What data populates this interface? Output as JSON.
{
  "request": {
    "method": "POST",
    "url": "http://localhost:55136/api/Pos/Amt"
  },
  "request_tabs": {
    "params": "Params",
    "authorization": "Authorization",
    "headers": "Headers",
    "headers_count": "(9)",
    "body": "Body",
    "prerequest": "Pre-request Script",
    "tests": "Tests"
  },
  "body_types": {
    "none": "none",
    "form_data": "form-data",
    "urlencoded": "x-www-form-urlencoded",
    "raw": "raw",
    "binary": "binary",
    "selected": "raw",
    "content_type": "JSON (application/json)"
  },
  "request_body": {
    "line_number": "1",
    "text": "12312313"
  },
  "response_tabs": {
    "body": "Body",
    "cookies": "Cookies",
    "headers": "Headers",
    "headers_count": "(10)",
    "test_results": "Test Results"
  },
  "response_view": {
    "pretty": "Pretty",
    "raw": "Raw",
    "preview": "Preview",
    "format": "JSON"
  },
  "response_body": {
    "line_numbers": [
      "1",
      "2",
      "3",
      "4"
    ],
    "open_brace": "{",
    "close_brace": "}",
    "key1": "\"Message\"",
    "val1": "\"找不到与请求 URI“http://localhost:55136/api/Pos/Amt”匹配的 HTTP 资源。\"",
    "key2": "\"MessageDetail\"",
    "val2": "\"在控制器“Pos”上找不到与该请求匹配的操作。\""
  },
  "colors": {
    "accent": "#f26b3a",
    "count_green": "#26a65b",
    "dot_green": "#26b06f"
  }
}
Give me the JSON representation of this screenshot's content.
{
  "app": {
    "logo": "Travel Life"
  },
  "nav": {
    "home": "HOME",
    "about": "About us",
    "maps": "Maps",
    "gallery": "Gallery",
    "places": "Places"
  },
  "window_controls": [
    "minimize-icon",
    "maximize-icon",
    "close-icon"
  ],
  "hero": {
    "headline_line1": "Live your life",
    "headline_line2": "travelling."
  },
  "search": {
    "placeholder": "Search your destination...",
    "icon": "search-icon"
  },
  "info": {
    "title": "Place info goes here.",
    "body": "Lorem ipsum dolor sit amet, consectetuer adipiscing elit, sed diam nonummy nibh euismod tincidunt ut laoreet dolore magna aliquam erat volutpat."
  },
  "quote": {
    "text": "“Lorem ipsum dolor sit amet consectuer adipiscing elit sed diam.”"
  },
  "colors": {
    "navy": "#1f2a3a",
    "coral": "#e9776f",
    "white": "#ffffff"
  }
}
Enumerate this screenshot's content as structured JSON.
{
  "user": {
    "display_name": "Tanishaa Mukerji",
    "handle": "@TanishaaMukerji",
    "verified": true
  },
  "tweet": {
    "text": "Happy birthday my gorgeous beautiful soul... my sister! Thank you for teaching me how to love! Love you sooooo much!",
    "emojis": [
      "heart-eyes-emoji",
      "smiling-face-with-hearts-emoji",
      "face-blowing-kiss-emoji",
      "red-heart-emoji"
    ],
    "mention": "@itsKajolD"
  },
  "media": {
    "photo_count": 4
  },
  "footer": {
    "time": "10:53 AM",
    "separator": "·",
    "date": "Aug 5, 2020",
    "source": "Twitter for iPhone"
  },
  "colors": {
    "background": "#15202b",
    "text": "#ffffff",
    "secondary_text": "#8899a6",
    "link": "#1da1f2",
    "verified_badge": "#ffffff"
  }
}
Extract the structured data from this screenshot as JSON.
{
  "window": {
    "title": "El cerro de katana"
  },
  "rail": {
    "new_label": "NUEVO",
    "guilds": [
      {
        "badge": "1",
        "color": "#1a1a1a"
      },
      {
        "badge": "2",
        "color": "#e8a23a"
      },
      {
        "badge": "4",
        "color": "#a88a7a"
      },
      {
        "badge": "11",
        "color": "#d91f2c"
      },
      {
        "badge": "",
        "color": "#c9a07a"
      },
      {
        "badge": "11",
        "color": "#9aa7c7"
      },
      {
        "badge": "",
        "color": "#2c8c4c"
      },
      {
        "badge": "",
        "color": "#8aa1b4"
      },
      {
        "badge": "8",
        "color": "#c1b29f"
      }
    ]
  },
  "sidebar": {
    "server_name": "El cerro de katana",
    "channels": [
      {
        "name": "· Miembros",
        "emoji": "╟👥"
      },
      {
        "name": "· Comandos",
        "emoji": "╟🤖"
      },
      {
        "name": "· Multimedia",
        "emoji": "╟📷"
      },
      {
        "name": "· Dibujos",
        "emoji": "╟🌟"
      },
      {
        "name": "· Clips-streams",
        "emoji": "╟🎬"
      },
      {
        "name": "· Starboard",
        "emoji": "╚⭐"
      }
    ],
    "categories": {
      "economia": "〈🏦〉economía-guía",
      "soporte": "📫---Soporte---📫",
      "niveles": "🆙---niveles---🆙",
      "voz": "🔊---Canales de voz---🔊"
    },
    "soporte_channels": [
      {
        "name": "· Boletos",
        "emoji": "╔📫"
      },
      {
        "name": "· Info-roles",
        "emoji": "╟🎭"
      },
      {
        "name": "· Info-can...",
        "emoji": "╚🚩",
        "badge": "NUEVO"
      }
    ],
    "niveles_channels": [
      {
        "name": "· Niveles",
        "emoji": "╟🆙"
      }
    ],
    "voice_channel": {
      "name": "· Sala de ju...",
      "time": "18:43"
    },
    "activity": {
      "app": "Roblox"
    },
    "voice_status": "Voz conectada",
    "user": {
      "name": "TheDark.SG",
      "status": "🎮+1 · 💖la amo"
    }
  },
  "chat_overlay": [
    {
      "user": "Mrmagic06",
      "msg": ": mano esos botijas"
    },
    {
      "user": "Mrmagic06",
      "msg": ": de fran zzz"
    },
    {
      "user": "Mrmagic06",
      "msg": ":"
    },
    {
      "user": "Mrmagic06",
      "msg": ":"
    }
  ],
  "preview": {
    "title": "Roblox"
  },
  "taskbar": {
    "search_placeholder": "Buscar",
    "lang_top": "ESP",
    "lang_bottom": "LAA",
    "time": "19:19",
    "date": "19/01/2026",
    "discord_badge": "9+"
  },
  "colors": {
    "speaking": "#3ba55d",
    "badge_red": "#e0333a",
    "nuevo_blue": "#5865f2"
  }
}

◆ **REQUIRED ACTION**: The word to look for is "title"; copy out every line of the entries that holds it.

◆ **COMPLETED TASK**:
    "title": "Place info goes here.",
    "title": "El cerro de katana"
    "title": "Roblox"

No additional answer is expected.